by Eric Hollander, MD
We are beginning to see a new wrinkle in an emerging epidemic – young adults with Autism Spectrum Disorders (ASDs), sometimes higher functioning, who are presenting in increasing numbers to high schools, colleges, and residential autism programs. Sadly, there is a lack of effective services and treatments for these young adults who could potentially be making meaningful contributions to our society and to our economy. Further, given the greatly differing strengths and weaknesses that these young adults posses, ranging from special mathematical or visuospatial abilities to severe mental retardation and epilepsy, one size approaches certainly do not fit all.
Instead, families are often left to fend for themselves, and to face difficult choices, such as sending their loved ones far away for residential care, or paying for an array of services that lack central coordination and do not have a proven track record.
The unrealized goal in educational and vocational services for young adults with autism spectrum disorders is to identify the unique natural skills and abilities that such people possess, and to match these skills and abilities to the appropriate educational or workplace setting.
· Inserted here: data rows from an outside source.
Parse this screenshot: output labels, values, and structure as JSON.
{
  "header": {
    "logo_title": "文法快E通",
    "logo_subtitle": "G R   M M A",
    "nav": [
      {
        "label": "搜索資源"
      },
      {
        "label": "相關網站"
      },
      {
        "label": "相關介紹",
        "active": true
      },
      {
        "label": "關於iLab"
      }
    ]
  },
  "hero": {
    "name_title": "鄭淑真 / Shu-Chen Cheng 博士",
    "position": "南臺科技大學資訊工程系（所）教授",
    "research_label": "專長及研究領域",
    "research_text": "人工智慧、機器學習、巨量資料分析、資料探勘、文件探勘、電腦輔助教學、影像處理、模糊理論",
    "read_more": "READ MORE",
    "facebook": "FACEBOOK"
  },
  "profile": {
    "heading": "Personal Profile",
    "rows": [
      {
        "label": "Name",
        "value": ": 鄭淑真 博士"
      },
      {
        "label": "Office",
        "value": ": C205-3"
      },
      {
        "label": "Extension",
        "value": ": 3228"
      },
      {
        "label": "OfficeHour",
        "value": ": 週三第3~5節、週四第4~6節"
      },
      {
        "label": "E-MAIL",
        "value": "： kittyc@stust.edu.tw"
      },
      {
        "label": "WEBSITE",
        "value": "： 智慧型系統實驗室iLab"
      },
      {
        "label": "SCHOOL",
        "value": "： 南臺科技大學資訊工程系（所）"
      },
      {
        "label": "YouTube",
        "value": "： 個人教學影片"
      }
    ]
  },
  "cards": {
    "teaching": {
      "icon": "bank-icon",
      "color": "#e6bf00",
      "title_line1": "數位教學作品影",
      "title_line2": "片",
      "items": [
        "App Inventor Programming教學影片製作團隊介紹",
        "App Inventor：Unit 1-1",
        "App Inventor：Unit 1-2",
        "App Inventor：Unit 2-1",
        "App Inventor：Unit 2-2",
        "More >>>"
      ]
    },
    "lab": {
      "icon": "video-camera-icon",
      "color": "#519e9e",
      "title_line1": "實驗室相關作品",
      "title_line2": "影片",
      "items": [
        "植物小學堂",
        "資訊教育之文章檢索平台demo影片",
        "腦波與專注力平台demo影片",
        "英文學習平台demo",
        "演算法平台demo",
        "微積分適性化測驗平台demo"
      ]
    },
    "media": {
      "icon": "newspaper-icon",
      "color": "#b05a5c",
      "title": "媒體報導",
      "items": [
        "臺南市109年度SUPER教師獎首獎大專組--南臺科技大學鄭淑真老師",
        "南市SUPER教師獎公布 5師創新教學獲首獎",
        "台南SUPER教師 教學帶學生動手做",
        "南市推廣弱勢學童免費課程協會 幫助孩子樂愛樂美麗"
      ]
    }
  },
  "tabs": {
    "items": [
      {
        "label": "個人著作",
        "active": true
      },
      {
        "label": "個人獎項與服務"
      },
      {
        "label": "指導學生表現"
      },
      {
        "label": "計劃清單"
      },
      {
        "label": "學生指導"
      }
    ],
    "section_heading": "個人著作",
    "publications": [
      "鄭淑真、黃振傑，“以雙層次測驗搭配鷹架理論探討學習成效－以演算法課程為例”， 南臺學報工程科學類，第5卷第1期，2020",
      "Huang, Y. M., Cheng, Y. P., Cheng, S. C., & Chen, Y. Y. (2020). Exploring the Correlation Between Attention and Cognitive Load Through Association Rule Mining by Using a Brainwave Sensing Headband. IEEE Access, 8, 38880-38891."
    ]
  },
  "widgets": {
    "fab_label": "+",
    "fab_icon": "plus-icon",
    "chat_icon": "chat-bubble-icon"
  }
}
In addition, after identifying the specific cognitive and social deficits that these individual’s possess, one needs to develop specific remediation and social skills programs to target these deficits, and to provide learning specialists and vocational coaches to implement the needed services in the real world settings.
Much of the focus in recent years has been to identify early symptoms of autism through intensive screening in early childhood, and to develop early interventions and intensive educational approaches in early childhood that improve the overall developmental trajectory of the illness. This has resulted in important gains in the field. However, this too has contributed to the newer phenomena of higher functioning young adults who are often lost in mainstream settings without specific and adequate supports and interventions.
I have become increasingly focused on the need to develop centralized daily programs which provide a rich array of scheduled activities to young adults with ASDs. Such programs provide structured positive activities and healthy habits or compulsions to insure the optimal level of stimulation. Neurocognitive assessment to uncover strengths and weaknesses, and identification of comorbid conditions which can be targeted are essential. Social skills training facilitates conversational and pragmatic social interactions and self advocacy. Activities of daily living training improves these essential self-care skills. Neurocognitive rehabilitation and habilitation aim to improve executive function, enhance working memory and strengthen the ability to plan, organize, and break down projects into smaller components, and to follow-through with plans. As students graduate these foundational programs, they transition into real-world educational or job-related settings that match their unique skill sets but provide individualized support for the specific cognitive and social deficits that have been earlier identified. A centralized coordination of learning specialists and job coaches insure that these young adults do not fall through the cracks, and are able to function at their highest level possible in the mainstream world.
Dr. Hollander is Research Attending Psychiatrist, Montefiore Medical Center University Hospital of Albert Einstein College of Medicine; Editor-American Psychiatric Publishing Clinical Manual of Autism Spectrum Disorders, and the forthcoming Textbook of Autism Spectrum Disorders; and Chair, Advisory Board, International Center for Autism Research and Education, Inc. (ICare4Autism).